In a theatre studio tucked away from the everyday goings on at Gems Wellington Academy, we find four young stars participating in some intense workshops to become cats. But this isn’t some strange sort of menagerie. It is, in fact, part of a brand-new and mightily exciting education programme organised by Dubai Opera to celebrate the arrival of the legendary musical Cats to its stage. And the school boasts a one-of-its-kind Performance Arts Academy, which is the perfect place for stars-in-the-making to be nurtured.
As Hamza Ayman has his stunning artistic stage make-up applied, turning him from a handsome little boy into conniving McCavity, the mystery cat, before our very eyes, he shares with us his dreams of becoming a famous movie star, just like his idol, George Clooney. “I have always loved watching plays and movies,” he confides in us. “Since I was five years old I have enjoyed performing in sing-along shows at school and my teachers told my parents that I was very talented.”
At just nine, Hamza is the youngest of our talented troop and a member of ‘Illuminate’, the theatre group at the Performing Arts Academy. As he stalks onto the stage to take up his place, we can practically hear him meow. And these are the kind of skills that the Performing Arts Academy are working on with the children.
Director Becky Lewis tells us: “These kids have something within which we can see, and we want to shine their stars. We take an inclusive whole academy approach here that allows all students to explore the specialisms of Music, Dance and Drama within the curriculum and through lunchtime clubs.”
So, as well as having fun, these children work hard and foster early on an inner determination that will be crucial for them to succeed in a highly competitive profession.
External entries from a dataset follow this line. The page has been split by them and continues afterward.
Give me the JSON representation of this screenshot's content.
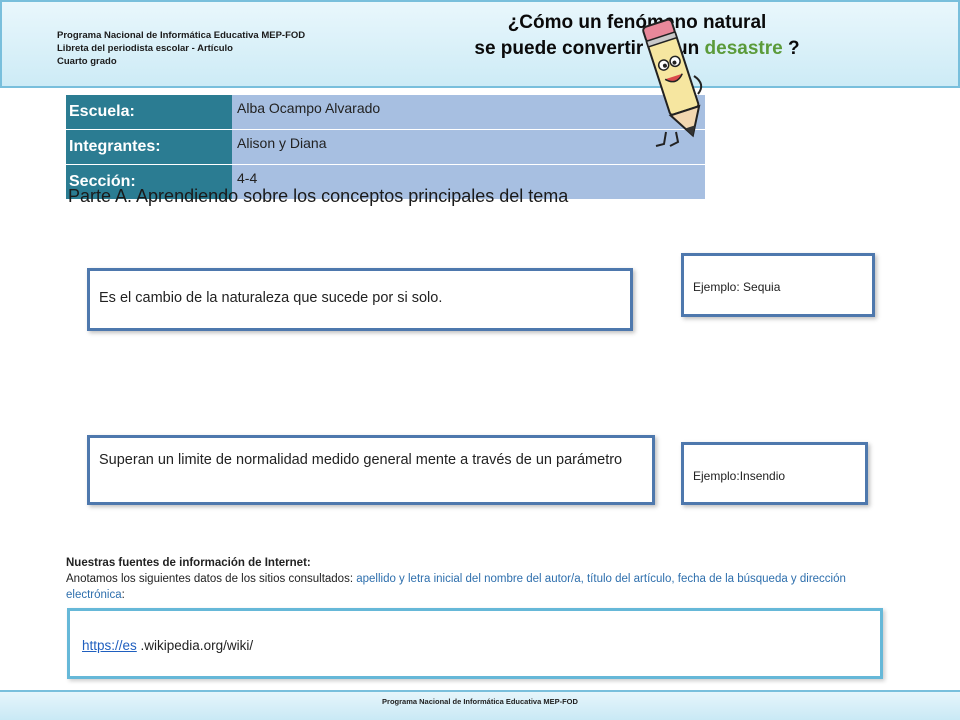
{
  "header": {
    "left_lines": [
      "Programa Nacional de Informática Educativa MEP-FOD",
      "Libreta del periodista escolar -  Artículo",
      "Cuarto grado"
    ],
    "title_line1": "¿Cómo un fenómeno natural",
    "title_line2_prefix": "se puede convertir en un ",
    "title_line2_accent": "desastre",
    "title_line2_suffix": " ?",
    "accent_color": "#5b9b3a"
  },
  "info_table": {
    "rows": [
      {
        "label": "Escuela:",
        "value": "Alba Ocampo Alvarado"
      },
      {
        "label": "Integrantes:",
        "value": "Alison y Diana"
      },
      {
        "label": "Sección:",
        "value": "4-4"
      }
    ]
  },
  "section_title": "Parte A.  Aprendiendo sobre los conceptos principales del tema",
  "definitions": {
    "def1": "Es el cambio de la naturaleza que sucede por si solo.",
    "def2": "Superan un limite de normalidad medido general mente a través de un parámetro",
    "example1": "Ejemplo: Sequia",
    "example2": "Ejemplo:Insendio"
  },
  "sources": {
    "title": "Nuestras fuentes de información de Internet:",
    "intro": "Anotamos los siguientes datos de los sitios consultados: ",
    "fields": "apellido y letra inicial del nombre del autor/a,  título del artículo, fecha de la búsqueda y dirección electrónica",
    "colon": ":",
    "link_text": "https://es",
    "link_rest": " .wikipedia.org/wiki/"
  },
  "footer": {
    "text": "Programa  Nacional de Informática  Educativa  MEP-FOD"
  }
}
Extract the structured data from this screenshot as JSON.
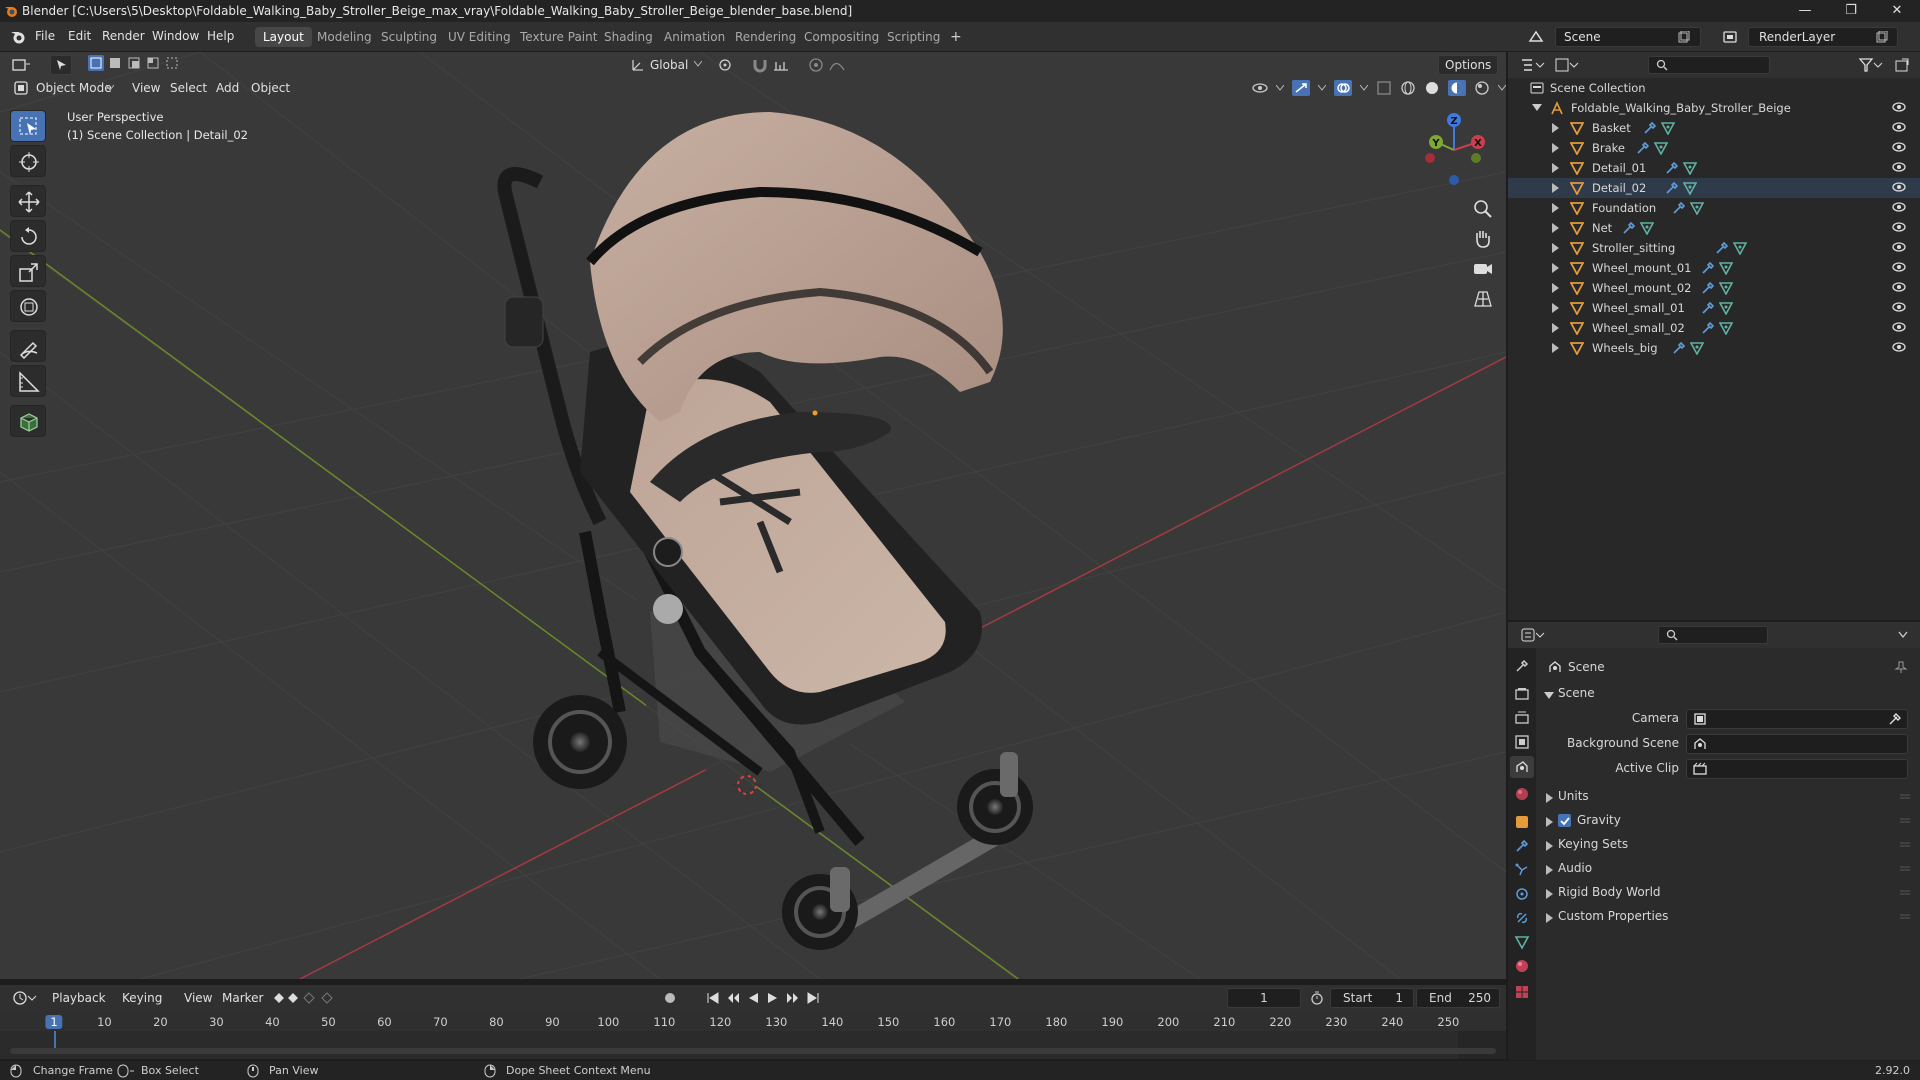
{
  "titlebar": {
    "title": "Blender [C:\\Users\\5\\Desktop\\Foldable_Walking_Baby_Stroller_Beige_max_vray\\Foldable_Walking_Baby_Stroller_Beige_blender_base.blend]",
    "minimize": "—",
    "maximize": "❐",
    "close": "✕"
  },
  "menu": {
    "items": [
      "File",
      "Edit",
      "Render",
      "Window",
      "Help"
    ],
    "workspaces": [
      "Layout",
      "Modeling",
      "Sculpting",
      "UV Editing",
      "Texture Paint",
      "Shading",
      "Animation",
      "Rendering",
      "Compositing",
      "Scripting"
    ],
    "add_tab": "+",
    "scene_name": "Scene",
    "render_layer": "RenderLayer"
  },
  "viewport": {
    "mode": "Object Mode",
    "menus": [
      "View",
      "Select",
      "Add",
      "Object"
    ],
    "transform_orientation": "Global",
    "options": "Options",
    "info_line1": "User Perspective",
    "info_line2": "(1) Scene Collection | Detail_02",
    "gizmo": {
      "x": "X",
      "y": "Y",
      "z": "Z"
    }
  },
  "outliner": {
    "root": "Scene Collection",
    "collection": "Foldable_Walking_Baby_Stroller_Beige",
    "objects": [
      "Basket",
      "Brake",
      "Detail_01",
      "Detail_02",
      "Foundation",
      "Net",
      "Stroller_sitting",
      "Wheel_mount_01",
      "Wheel_mount_02",
      "Wheel_small_01",
      "Wheel_small_02",
      "Wheels_big"
    ]
  },
  "properties": {
    "context": "Scene",
    "panel": "Scene",
    "fields": {
      "camera": "Camera",
      "background_scene": "Background Scene",
      "active_clip": "Active Clip"
    },
    "subpanels": [
      "Units",
      "Gravity",
      "Keying Sets",
      "Audio",
      "Rigid Body World",
      "Custom Properties"
    ],
    "gravity_checked": true
  },
  "timeline": {
    "menus": [
      "Playback",
      "Keying",
      "View",
      "Marker"
    ],
    "current_frame": "1",
    "start_label": "Start",
    "start": "1",
    "end_label": "End",
    "end": "250",
    "ruler": [
      "1",
      "10",
      "20",
      "30",
      "40",
      "50",
      "60",
      "70",
      "80",
      "90",
      "100",
      "110",
      "120",
      "130",
      "140",
      "150",
      "160",
      "170",
      "180",
      "190",
      "200",
      "210",
      "220",
      "230",
      "240",
      "250"
    ]
  },
  "statusbar": {
    "change_frame": "Change Frame",
    "box_select": "Box Select",
    "pan_view": "Pan View",
    "context_menu": "Dope Sheet Context Menu",
    "version": "2.92.0"
  },
  "colors": {
    "accent": "#4772b3",
    "x_axis": "#c8404d",
    "y_axis": "#7fa832",
    "z_axis": "#3d7be0",
    "fabric": "#b59c8e",
    "frame": "#1a1a1a",
    "mesh_icon": "#e39b3c",
    "data_icon": "#5fb1a3"
  }
}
Take ten-year-old Mira Younis, for instance, who lights up the stage with her smile and confidence and nails every one of the emotions her teacher calls for her to showcase. “I just love doing facial expressions, together with body gestures. I can be happy or mad or shy,” she tells us. Mira has always wanted to act and used to be inspired by watching her older brother act in plays. Her parents are also extremely supportive, with her mum pitching in to help out on all of the Academy’s productions.
But the bright lights of the stage didn’t entice them all straight away. For Abi Loweridge it was more of a slow-burner. Having moved to Dubai from the UK two years ago, Abi had dreams of becoming a dog handler, or a soldier. A great all-rounder, she excels at sports and enjoys being part of the school netball team. She believes it’s her sarcasm and wit that put her on the course for the theatre, and now she’s found it, she can’t turn away. She too is looking forward to being a great movie star some day, and also attends Courtyard Theatre to further hone her skills.
Director Lewis says that having this Performing Arts Academy as part of their schooling is a real bonus for children with a passion for the arts. “Our aim is to be seen as a prestigious performing arts school so that our students can become affiliated with the bigger stage schools around the world,” she says. “This will in turn enable the students to access careers on the West End and so on.”
As Finlay Rowen swipes and claws his way about on stage, we are enchanted. We had watched him sit quietly, waiting his turn, but suddenly he transforms from patient boy to cheeky cat, with just a turn of his head and swish of his arm. Finlay tells us that it’s his dad who gives him the credence to be what he wants to be.
“Dad gives me sound advice,” he says. “He tells me to show my talent and to do it for myself.” With his cheeky face and humble charm, Finlay hopes to be a great comic in the future and we are left convinced he’ll be and really looking forward to the day he will tickle our funny bones once more.
As for what is it that you need in order to have to succeed in the stage and movie industry, all four children are unequivocal. It’s about passion, it’s about confidence, and it’s about still keeping it real. We can’t wait to see these young stars on our screens someday, and wonder if the Hollywood A-list might like to take particular note of the “keeping it real”...